- [WHAT THIS TASK INVOLVES]:
When you spot the word "progress" in a line of the data below, copy that line.

- [LISTED RECORDS]:
*-*-*

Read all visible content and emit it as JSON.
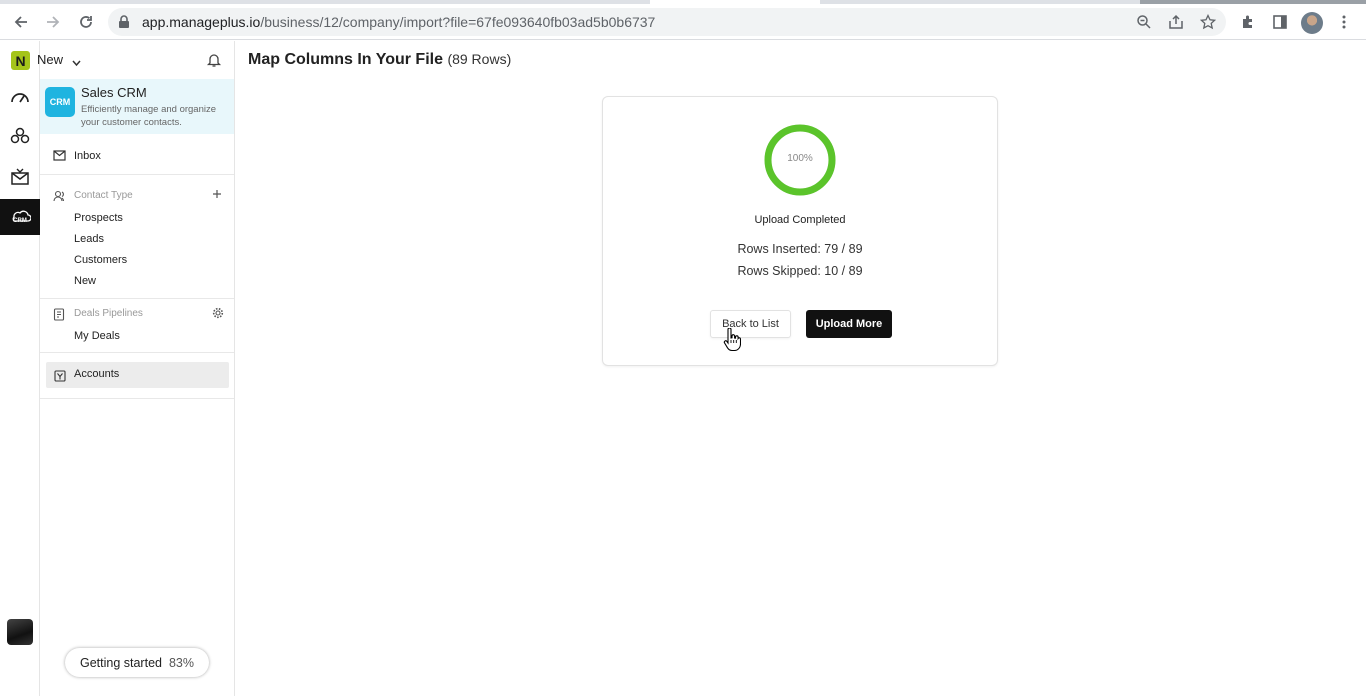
{
  "browser": {
    "url_domain": "app.manageplus.io",
    "url_path": "/business/12/company/import?file=67fe093640fb03ad5b0b6737",
    "icons": [
      "back-icon",
      "forward-icon",
      "reload-icon",
      "lock-icon",
      "zoom-icon",
      "share-icon",
      "star-icon",
      "extensions-icon",
      "sidepanel-icon",
      "profile-avatar",
      "menu-icon"
    ]
  },
  "rail": {
    "logo_letter": "N",
    "items": [
      "dashboard-icon",
      "apps-icon",
      "mail-icon",
      "crm-icon"
    ],
    "active": "crm-icon",
    "crm_text": "CRM"
  },
  "sidebar": {
    "workspace": "New",
    "app": {
      "logo_text": "CRM",
      "title": "Sales CRM",
      "description": "Efficiently manage and organize your customer contacts."
    },
    "inbox": "Inbox",
    "contact_type": {
      "header": "Contact Type",
      "items": [
        "Prospects",
        "Leads",
        "Customers",
        "New"
      ]
    },
    "deals": {
      "header": "Deals Pipelines",
      "items": [
        "My Deals"
      ]
    },
    "accounts": "Accounts",
    "getting_started": {
      "label": "Getting started",
      "percent": "83%"
    }
  },
  "main": {
    "title": "Map Columns In Your File",
    "rows_count": "(89 Rows)",
    "progress": {
      "value": 100,
      "label": "100%",
      "color": "#5bc42b"
    },
    "status": "Upload Completed",
    "rows_inserted": "Rows Inserted: 79 / 89",
    "rows_skipped": "Rows Skipped: 10 / 89",
    "back_button": "Back to List",
    "upload_button": "Upload More"
  }
}
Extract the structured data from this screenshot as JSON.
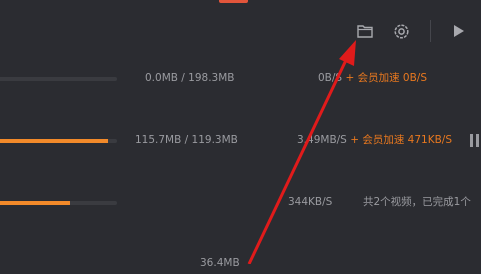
{
  "toolbar": {
    "folder_icon": "folder-icon",
    "settings_icon": "gear-icon",
    "play_icon": "play-icon"
  },
  "downloads": [
    {
      "size": "0.0MB / 198.3MB",
      "speed": "0B/S",
      "vip": "+ 会员加速 0B/S",
      "progress": 0.0
    },
    {
      "size": "115.7MB / 119.3MB",
      "speed": "3.49MB/S",
      "vip": "+ 会员加速 471KB/S",
      "progress": 0.92
    },
    {
      "size": "",
      "speed": "344KB/S",
      "info": "共2个视频，已完成1个",
      "progress": 0.6
    },
    {
      "size": "36.4MB",
      "speed": "",
      "progress": null
    }
  ],
  "colors": {
    "background": "#2b2c31",
    "accent_orange": "#f28a2a",
    "vip_orange": "#e8781f",
    "annotation_red": "#e01b1b"
  }
}
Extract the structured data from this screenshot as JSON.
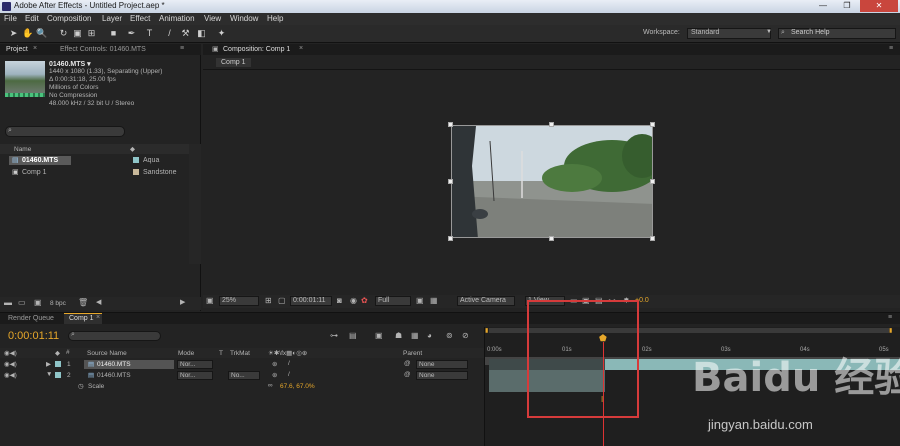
{
  "window": {
    "title": "Adobe After Effects - Untitled Project.aep *",
    "min": "—",
    "max": "❐",
    "close": "✕"
  },
  "menu": [
    "File",
    "Edit",
    "Composition",
    "Layer",
    "Effect",
    "Animation",
    "View",
    "Window",
    "Help"
  ],
  "toolbar": {
    "workspace_label": "Workspace:",
    "workspace_value": "Standard",
    "search_placeholder": "Search Help"
  },
  "project": {
    "tab": "Project",
    "effect_controls_tab": "Effect Controls: 01460.MTS",
    "footage_name": "01460.MTS ▾",
    "footage_info": [
      "1440 x 1080 (1.33), Separating (Upper)",
      "Δ 0:00:31:18, 25.00 fps",
      "Millions of Colors",
      "No Compression",
      "48.000 kHz / 32 bit U / Stereo"
    ],
    "col_name": "Name",
    "col_type": "Ty",
    "items": [
      {
        "name": "01460.MTS",
        "label": "Aqua",
        "color": "#8fc5c8"
      },
      {
        "name": "Comp 1",
        "label": "Sandstone",
        "color": "#c8b89a"
      }
    ],
    "bpc": "8 bpc"
  },
  "composition": {
    "tab": "Composition: Comp 1",
    "subtab": "Comp 1",
    "zoom": "25%",
    "timecode": "0:00:01:11",
    "resolution": "Full",
    "camera": "Active Camera",
    "views": "1 View",
    "exposure": "+0.0"
  },
  "timeline": {
    "tabs": [
      "Render Queue",
      "Comp 1"
    ],
    "timecode": "0:00:01:11",
    "headers": {
      "source": "Source Name",
      "mode": "Mode",
      "t": "T",
      "trkmat": "TrkMat",
      "parent": "Parent"
    },
    "layers": [
      {
        "num": "1",
        "name": "01460.MTS",
        "mode": "Nor...",
        "trkmat": "",
        "parent": "None"
      },
      {
        "num": "2",
        "name": "01460.MTS",
        "mode": "Nor...",
        "trkmat": "No...",
        "parent": "None"
      }
    ],
    "scale_label": "Scale",
    "scale_value": "67.6, 67.0%",
    "ruler": [
      "0:00s",
      "01s",
      "02s",
      "03s",
      "04s",
      "05s"
    ]
  },
  "watermark": {
    "brand": "Baidu 经验",
    "url": "jingyan.baidu.com"
  }
}
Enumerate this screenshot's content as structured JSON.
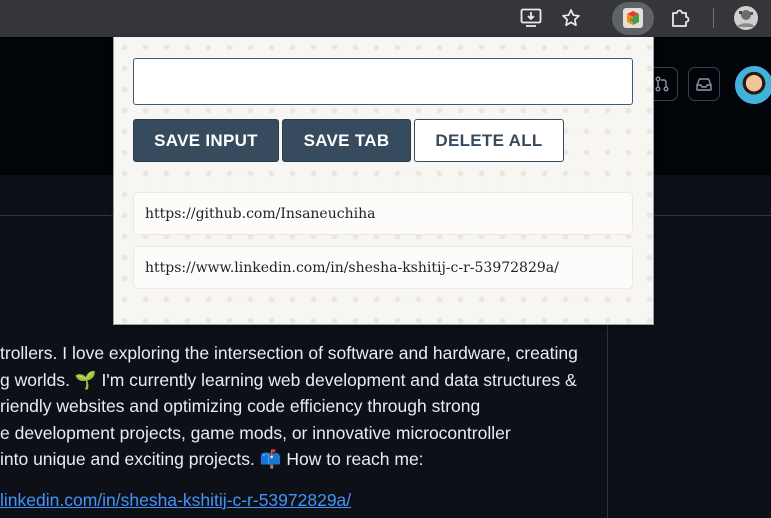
{
  "extension_popup": {
    "input": {
      "value": "",
      "placeholder": ""
    },
    "buttons": {
      "save_input": "SAVE INPUT",
      "save_tab": "SAVE TAB",
      "delete_all": "DELETE ALL"
    },
    "leads": [
      "https://github.com/Insaneuchiha",
      "https://www.linkedin.com/in/shesha-kshitij-c-r-53972829a/"
    ]
  },
  "page": {
    "bio_lines": [
      "trollers. I love exploring the intersection of software and hardware, creating",
      "g worlds. 🌱 I'm currently learning web development and data structures &",
      "riendly websites and optimizing code efficiency through strong",
      "e development projects, game mods, or innovative microcontroller",
      " into unique and exciting projects. 📫 How to reach me:"
    ],
    "link_text": "linkedin.com/in/shesha-kshitij-c-r-53972829a/"
  },
  "colors": {
    "button_dark": "#374b5e",
    "popup_bg": "#f8f6f3",
    "link": "#4493f8"
  }
}
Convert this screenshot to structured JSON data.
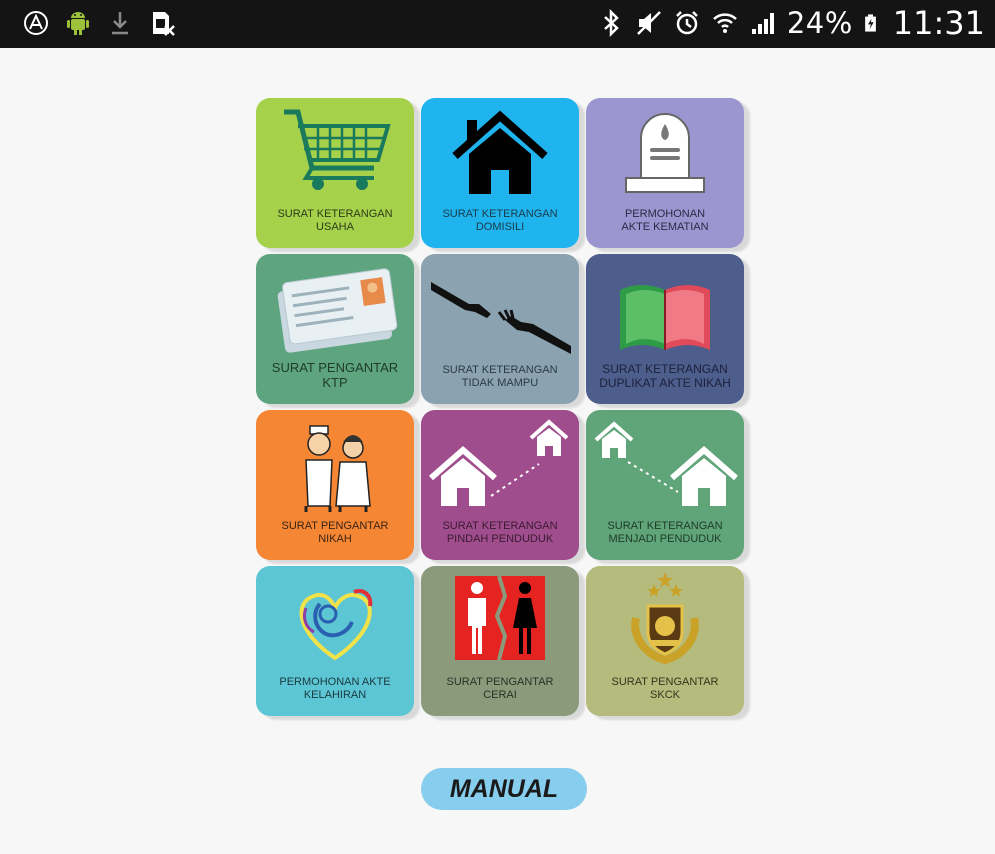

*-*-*

- [RESULT]:
    "progress": {
      "progress": 0.0
      "progress": 0.92
      "progress": 0.6
      "progress": null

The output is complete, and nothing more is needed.